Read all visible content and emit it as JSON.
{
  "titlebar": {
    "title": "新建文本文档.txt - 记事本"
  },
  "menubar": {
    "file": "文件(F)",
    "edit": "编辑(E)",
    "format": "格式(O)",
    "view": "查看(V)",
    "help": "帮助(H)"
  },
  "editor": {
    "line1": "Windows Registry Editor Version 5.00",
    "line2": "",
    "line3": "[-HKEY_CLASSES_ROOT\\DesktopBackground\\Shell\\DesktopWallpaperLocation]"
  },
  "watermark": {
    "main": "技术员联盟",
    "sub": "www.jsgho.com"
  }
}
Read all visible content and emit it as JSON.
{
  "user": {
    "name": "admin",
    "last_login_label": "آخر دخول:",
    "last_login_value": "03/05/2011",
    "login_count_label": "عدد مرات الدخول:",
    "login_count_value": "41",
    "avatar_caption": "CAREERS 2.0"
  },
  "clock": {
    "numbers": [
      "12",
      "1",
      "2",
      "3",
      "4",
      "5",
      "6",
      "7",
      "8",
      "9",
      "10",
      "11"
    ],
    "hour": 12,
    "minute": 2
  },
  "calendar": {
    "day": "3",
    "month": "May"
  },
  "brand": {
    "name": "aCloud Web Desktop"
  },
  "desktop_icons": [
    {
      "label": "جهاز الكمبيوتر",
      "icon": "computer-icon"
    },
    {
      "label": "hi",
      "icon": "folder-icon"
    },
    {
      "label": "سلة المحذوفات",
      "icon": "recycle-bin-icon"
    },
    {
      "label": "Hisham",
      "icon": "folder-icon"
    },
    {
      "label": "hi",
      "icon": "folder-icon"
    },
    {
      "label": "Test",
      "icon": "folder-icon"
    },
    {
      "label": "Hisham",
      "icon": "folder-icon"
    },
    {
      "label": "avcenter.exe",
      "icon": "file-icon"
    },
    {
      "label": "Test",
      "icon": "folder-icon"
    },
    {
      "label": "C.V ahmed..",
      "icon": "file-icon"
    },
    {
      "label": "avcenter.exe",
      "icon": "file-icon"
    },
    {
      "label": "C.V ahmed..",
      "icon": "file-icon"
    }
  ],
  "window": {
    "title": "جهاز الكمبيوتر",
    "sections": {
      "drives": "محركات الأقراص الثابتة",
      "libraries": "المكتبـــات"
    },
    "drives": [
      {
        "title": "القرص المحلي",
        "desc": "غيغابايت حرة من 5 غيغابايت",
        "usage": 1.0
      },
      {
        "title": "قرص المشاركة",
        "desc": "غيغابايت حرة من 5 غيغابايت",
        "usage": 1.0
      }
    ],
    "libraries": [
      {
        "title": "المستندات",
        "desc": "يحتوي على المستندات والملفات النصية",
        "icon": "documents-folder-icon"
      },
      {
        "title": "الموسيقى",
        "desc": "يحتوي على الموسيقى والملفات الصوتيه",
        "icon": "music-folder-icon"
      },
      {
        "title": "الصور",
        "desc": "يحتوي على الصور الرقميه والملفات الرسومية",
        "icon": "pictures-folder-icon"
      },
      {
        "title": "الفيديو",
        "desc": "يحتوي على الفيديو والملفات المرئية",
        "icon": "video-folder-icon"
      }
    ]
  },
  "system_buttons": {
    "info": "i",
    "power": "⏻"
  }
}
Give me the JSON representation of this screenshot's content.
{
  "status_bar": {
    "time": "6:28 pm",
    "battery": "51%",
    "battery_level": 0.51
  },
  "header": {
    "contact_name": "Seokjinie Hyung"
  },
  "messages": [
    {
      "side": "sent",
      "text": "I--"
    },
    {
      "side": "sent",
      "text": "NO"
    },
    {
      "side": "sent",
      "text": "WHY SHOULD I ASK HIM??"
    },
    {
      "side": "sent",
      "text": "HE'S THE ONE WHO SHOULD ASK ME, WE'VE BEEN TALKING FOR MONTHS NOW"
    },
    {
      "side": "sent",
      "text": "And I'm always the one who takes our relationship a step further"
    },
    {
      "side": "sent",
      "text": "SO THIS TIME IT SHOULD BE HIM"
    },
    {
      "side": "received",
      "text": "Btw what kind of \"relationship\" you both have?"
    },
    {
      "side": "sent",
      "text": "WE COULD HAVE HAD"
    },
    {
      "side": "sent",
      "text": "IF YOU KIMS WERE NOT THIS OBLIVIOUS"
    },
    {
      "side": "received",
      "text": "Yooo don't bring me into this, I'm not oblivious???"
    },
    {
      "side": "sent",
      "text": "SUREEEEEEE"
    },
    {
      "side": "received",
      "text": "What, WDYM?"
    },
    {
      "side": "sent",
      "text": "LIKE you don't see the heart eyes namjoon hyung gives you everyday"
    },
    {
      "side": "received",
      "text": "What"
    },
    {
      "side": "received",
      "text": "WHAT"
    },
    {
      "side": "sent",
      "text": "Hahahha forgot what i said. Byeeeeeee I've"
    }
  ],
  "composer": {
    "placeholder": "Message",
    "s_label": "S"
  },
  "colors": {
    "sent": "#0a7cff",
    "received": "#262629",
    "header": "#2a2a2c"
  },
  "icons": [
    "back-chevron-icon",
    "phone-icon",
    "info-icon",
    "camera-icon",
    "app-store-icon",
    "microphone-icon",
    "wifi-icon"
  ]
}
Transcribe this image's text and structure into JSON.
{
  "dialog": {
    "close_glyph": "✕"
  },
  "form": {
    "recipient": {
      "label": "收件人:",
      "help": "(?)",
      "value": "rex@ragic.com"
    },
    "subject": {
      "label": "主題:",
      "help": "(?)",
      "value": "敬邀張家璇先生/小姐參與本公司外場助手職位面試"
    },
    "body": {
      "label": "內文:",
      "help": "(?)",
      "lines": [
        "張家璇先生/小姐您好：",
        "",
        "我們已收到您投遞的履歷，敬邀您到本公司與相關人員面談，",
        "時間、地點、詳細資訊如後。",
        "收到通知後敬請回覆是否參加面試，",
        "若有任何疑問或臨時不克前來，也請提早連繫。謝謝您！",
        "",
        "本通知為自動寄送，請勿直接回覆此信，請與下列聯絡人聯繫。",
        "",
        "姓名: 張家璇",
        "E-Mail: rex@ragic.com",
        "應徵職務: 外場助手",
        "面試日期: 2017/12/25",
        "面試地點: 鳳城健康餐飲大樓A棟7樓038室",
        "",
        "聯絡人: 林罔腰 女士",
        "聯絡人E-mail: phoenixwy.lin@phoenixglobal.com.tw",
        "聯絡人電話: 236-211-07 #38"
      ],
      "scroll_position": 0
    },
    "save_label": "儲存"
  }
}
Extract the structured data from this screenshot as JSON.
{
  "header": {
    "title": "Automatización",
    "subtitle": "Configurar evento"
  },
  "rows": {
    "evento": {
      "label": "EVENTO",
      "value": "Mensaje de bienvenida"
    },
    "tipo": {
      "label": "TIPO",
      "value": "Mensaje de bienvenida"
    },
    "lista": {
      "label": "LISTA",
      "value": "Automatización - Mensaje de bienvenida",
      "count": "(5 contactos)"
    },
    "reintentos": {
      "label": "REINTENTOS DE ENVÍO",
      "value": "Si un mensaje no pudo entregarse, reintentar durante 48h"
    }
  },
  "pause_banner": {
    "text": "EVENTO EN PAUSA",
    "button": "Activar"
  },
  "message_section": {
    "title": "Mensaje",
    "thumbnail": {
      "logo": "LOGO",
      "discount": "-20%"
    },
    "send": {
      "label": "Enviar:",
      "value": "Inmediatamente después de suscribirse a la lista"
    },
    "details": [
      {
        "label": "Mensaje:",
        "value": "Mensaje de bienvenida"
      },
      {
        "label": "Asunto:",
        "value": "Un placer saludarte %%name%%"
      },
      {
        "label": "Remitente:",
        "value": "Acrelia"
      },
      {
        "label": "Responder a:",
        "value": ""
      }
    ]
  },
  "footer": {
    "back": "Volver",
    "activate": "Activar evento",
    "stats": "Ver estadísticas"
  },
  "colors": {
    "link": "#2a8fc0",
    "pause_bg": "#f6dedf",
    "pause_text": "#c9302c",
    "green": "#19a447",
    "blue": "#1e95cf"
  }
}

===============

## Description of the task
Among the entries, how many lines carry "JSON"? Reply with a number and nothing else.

## Your response
5